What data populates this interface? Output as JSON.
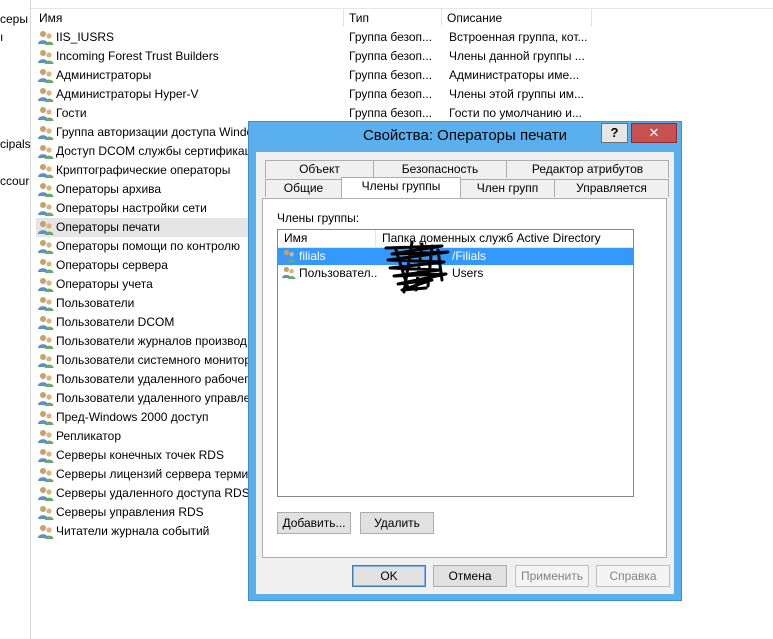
{
  "tree": {
    "items": [
      {
        "label": "серы ,"
      },
      {
        "label": "ı"
      },
      {
        "label": "cipals"
      },
      {
        "label": "ccour"
      }
    ]
  },
  "list": {
    "columns": {
      "name": "Имя",
      "type": "Тип",
      "description": "Описание"
    },
    "rows": [
      {
        "name": "IIS_IUSRS",
        "type": "Группа безоп...",
        "description": "Встроенная группа, кот..."
      },
      {
        "name": "Incoming Forest Trust Builders",
        "type": "Группа безоп...",
        "description": "Члены данной группы ..."
      },
      {
        "name": "Администраторы",
        "type": "Группа безоп...",
        "description": "Администраторы име..."
      },
      {
        "name": "Администраторы Hyper-V",
        "type": "Группа безоп...",
        "description": "Члены этой группы им..."
      },
      {
        "name": "Гости",
        "type": "Группа безоп...",
        "description": "Гости по умолчанию и..."
      },
      {
        "name": "Группа авторизации доступа Windo",
        "type": "",
        "description": ""
      },
      {
        "name": "Доступ DCOM службы сертификац",
        "type": "",
        "description": ""
      },
      {
        "name": "Криптографические операторы",
        "type": "",
        "description": ""
      },
      {
        "name": "Операторы архива",
        "type": "",
        "description": ""
      },
      {
        "name": "Операторы настройки сети",
        "type": "",
        "description": ""
      },
      {
        "name": "Операторы печати",
        "type": "",
        "description": "",
        "selected": true
      },
      {
        "name": "Операторы помощи по контролю",
        "type": "",
        "description": ""
      },
      {
        "name": "Операторы сервера",
        "type": "",
        "description": ""
      },
      {
        "name": "Операторы учета",
        "type": "",
        "description": ""
      },
      {
        "name": "Пользователи",
        "type": "",
        "description": ""
      },
      {
        "name": "Пользователи DCOM",
        "type": "",
        "description": ""
      },
      {
        "name": "Пользователи журналов производ",
        "type": "",
        "description": ""
      },
      {
        "name": "Пользователи системного монитор",
        "type": "",
        "description": ""
      },
      {
        "name": "Пользователи удаленного рабочег",
        "type": "",
        "description": ""
      },
      {
        "name": "Пользователи удаленного управле",
        "type": "",
        "description": ""
      },
      {
        "name": "Пред-Windows 2000 доступ",
        "type": "",
        "description": ""
      },
      {
        "name": "Репликатор",
        "type": "",
        "description": ""
      },
      {
        "name": "Серверы конечных точек RDS",
        "type": "",
        "description": ""
      },
      {
        "name": "Серверы лицензий сервера термин",
        "type": "",
        "description": ""
      },
      {
        "name": "Серверы удаленного доступа RDS",
        "type": "",
        "description": ""
      },
      {
        "name": "Серверы управления RDS",
        "type": "",
        "description": ""
      },
      {
        "name": "Читатели журнала событий",
        "type": "",
        "description": ""
      }
    ]
  },
  "dialog": {
    "title": "Свойства: Операторы печати",
    "help_label": "?",
    "close_label": "✕",
    "tabs_row1": [
      {
        "label": "Объект"
      },
      {
        "label": "Безопасность"
      },
      {
        "label": "Редактор атрибутов"
      }
    ],
    "tabs_row2": [
      {
        "label": "Общие"
      },
      {
        "label": "Члены группы",
        "active": true
      },
      {
        "label": "Член групп"
      },
      {
        "label": "Управляется"
      }
    ],
    "members_label": "Члены группы:",
    "members_columns": {
      "name": "Имя",
      "folder": "Папка доменных служб Active Directory"
    },
    "members": [
      {
        "name": "filials",
        "folder": "/Filials",
        "selected": true
      },
      {
        "name": "Пользовател...",
        "folder": "Users"
      }
    ],
    "add_button": "Добавить...",
    "remove_button": "Удалить",
    "ok_button": "OK",
    "cancel_button": "Отмена",
    "apply_button": "Применить",
    "help_button": "Справка"
  }
}
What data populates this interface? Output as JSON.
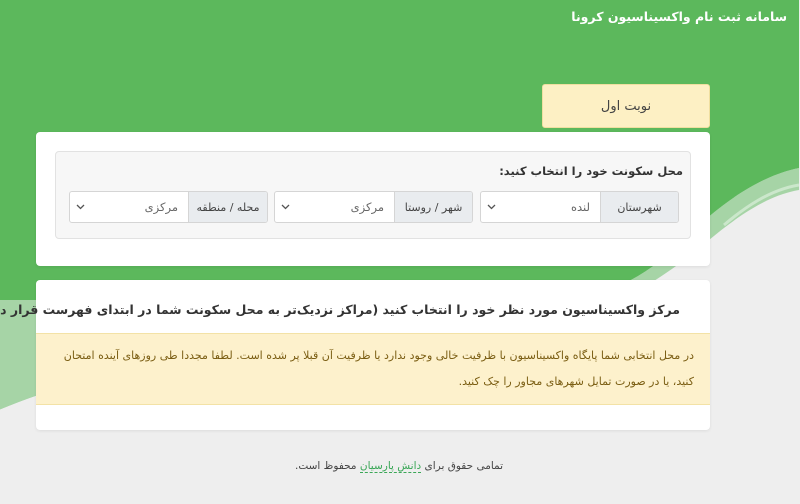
{
  "header": {
    "site_title": "سامانه ثبت نام واکسیناسیون کرونا"
  },
  "turn_tab": {
    "label": "نوبت اول"
  },
  "location": {
    "heading": "محل سکونت خود را انتخاب کنید:",
    "county": {
      "label": "شهرستان",
      "value": "لنده"
    },
    "city": {
      "label": "شهر / روستا",
      "value": "مرکزی"
    },
    "district": {
      "label": "محله / منطقه",
      "value": "مرکزی"
    }
  },
  "center": {
    "heading": "مرکز واکسیناسیون مورد نظر خود را انتخاب کنید (مراکز نزدیک‌تر به محل سکونت شما در ابتدای فهرست قرار دارند)",
    "warning": "در محل انتخابی شما پایگاه واکسیناسیون با ظرفیت خالی وجود ندارد یا ظرفیت آن قبلا پر شده است. لطفا مجددا طی روزهای آینده امتحان کنید، یا در صورت تمایل شهرهای مجاور را چک کنید."
  },
  "footer": {
    "prefix": "تمامی حقوق برای",
    "link": "دانش پارسیان",
    "suffix": "محفوظ است."
  },
  "colors": {
    "brand_green": "#5cb85c",
    "turn_tab_bg": "#fdf0c4",
    "warning_bg": "#fdf1cc",
    "page_bg": "#eeeeee"
  }
}
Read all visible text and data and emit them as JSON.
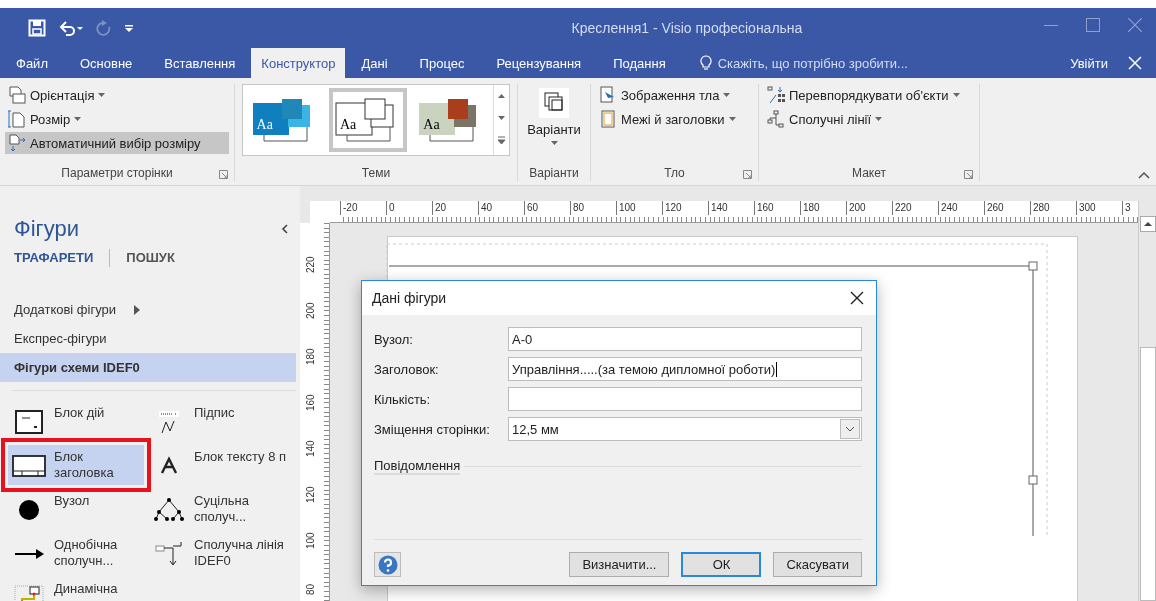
{
  "window": {
    "title": "Креслення1 - Visio професіональна"
  },
  "quick_access": [
    {
      "kind": "save",
      "disabled": false
    },
    {
      "kind": "undo",
      "disabled": false
    },
    {
      "kind": "redo",
      "disabled": true
    },
    {
      "kind": "customize",
      "disabled": false
    }
  ],
  "tabs": [
    {
      "label": "Файл",
      "selected": false
    },
    {
      "label": "Основне",
      "selected": false
    },
    {
      "label": "Вставлення",
      "selected": false
    },
    {
      "label": "Конструктор",
      "selected": true
    },
    {
      "label": "Дані",
      "selected": false
    },
    {
      "label": "Процес",
      "selected": false
    },
    {
      "label": "Рецензування",
      "selected": false
    },
    {
      "label": "Подання",
      "selected": false
    }
  ],
  "tell_me": {
    "placeholder": "Скажіть, що потрібно зробити..."
  },
  "sign_in": "Увійти",
  "ribbon": {
    "groups": [
      {
        "kind": "list",
        "label": "Параметри сторінки",
        "launcher": true,
        "items": [
          {
            "label": "Орієнтація",
            "dropdown": true,
            "on": false
          },
          {
            "label": "Розмір",
            "dropdown": true,
            "on": false
          },
          {
            "label": "Автоматичний вибір розміру",
            "dropdown": false,
            "on": true
          }
        ]
      },
      {
        "kind": "gallery",
        "label": "Теми",
        "launcher": false,
        "themes": [
          {
            "caption": "Aa",
            "selected": false
          },
          {
            "caption": "Aa",
            "selected": true
          },
          {
            "caption": "Aa",
            "selected": false
          }
        ]
      },
      {
        "kind": "big",
        "label": "Варіанти",
        "launcher": false,
        "button": "Варіанти"
      },
      {
        "kind": "list",
        "label": "Тло",
        "launcher": true,
        "items": [
          {
            "label": "Зображення тла",
            "dropdown": true,
            "on": false
          },
          {
            "label": "Межі й заголовки",
            "dropdown": true,
            "on": false
          }
        ]
      },
      {
        "kind": "list",
        "label": "Макет",
        "launcher": true,
        "items": [
          {
            "label": "Перевпорядкувати об'єкти",
            "dropdown": true,
            "on": false
          },
          {
            "label": "Сполучні лінії",
            "dropdown": true,
            "on": false
          }
        ]
      }
    ]
  },
  "shapes_panel": {
    "title": "Фігури",
    "tabs": [
      {
        "label": "ТРАФАРЕТИ",
        "selected": true
      },
      {
        "label": "ПОШУК",
        "selected": false
      }
    ],
    "stencils": [
      {
        "label": "Додаткові фігури",
        "submenu": true,
        "selected": false
      },
      {
        "label": "Експрес-фігури",
        "submenu": false,
        "selected": false
      },
      {
        "label": "Фігури схеми IDEF0",
        "submenu": false,
        "selected": true
      }
    ],
    "shapes": [
      {
        "label": "Блок дій",
        "selected": false,
        "highlighted": false
      },
      {
        "label": "Підпис",
        "selected": false,
        "highlighted": false
      },
      {
        "label": "Блок заголовка",
        "selected": true,
        "highlighted": true
      },
      {
        "label": "Блок тексту 8 п",
        "selected": false,
        "highlighted": false
      },
      {
        "label": "Вузол",
        "selected": false,
        "highlighted": false
      },
      {
        "label": "Суцільна сполуч...",
        "selected": false,
        "highlighted": false
      },
      {
        "label": "Однобічна сполучн...",
        "selected": false,
        "highlighted": false
      },
      {
        "label": "Сполучна лінія IDEF0",
        "selected": false,
        "highlighted": false
      },
      {
        "label": "Динамічна",
        "selected": false,
        "highlighted": false
      }
    ]
  },
  "rulers": {
    "horizontal": [
      "-20",
      "0",
      "20",
      "40",
      "60",
      "80",
      "100",
      "120",
      "140",
      "160",
      "180",
      "200",
      "220",
      "240",
      "260",
      "280",
      "300",
      "3"
    ],
    "vertical": [
      "220",
      "200",
      "180",
      "160",
      "140",
      "120",
      "100",
      "80"
    ]
  },
  "dialog": {
    "title": "Дані фігури",
    "fields": [
      {
        "kind": "text",
        "label": "Вузол:",
        "value": "А-0",
        "focused": false
      },
      {
        "kind": "text",
        "label": "Заголовок:",
        "value": "Управління.....(за темою дипломної роботи)",
        "focused": true
      },
      {
        "kind": "text",
        "label": "Кількість:",
        "focused": false
      },
      {
        "kind": "dropdown",
        "label": "Зміщення сторінки:",
        "value": "12,5 мм",
        "focused": false
      }
    ],
    "section": "Повідомлення",
    "buttons": [
      {
        "label": "Визначити...",
        "default": false
      },
      {
        "label": "ОК",
        "default": true
      },
      {
        "label": "Скасувати",
        "default": false
      }
    ]
  }
}
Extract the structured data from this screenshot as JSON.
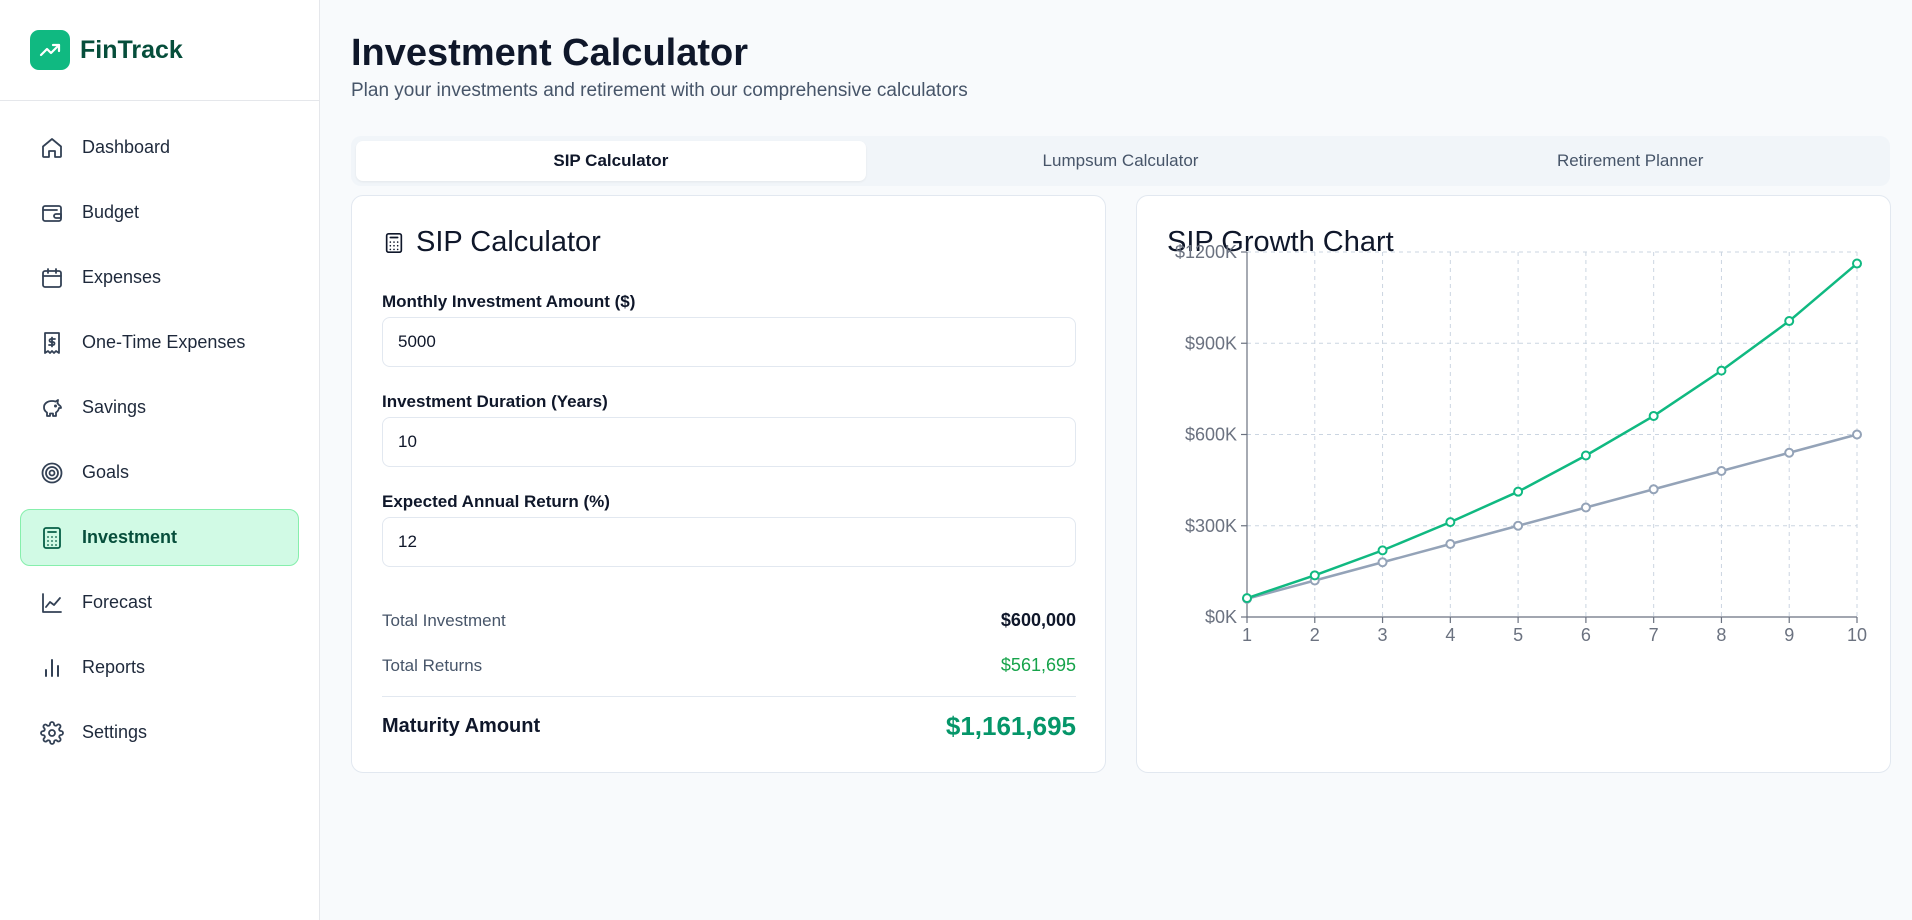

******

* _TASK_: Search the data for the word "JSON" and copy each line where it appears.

* _FINISHED EXERCISE_:
What data populates this interface? Output as JSON.
What data populates this interface? Output as JSON.
Read all visible text and data and emit them as JSON.
Extract the structured data from this screenshot as JSON.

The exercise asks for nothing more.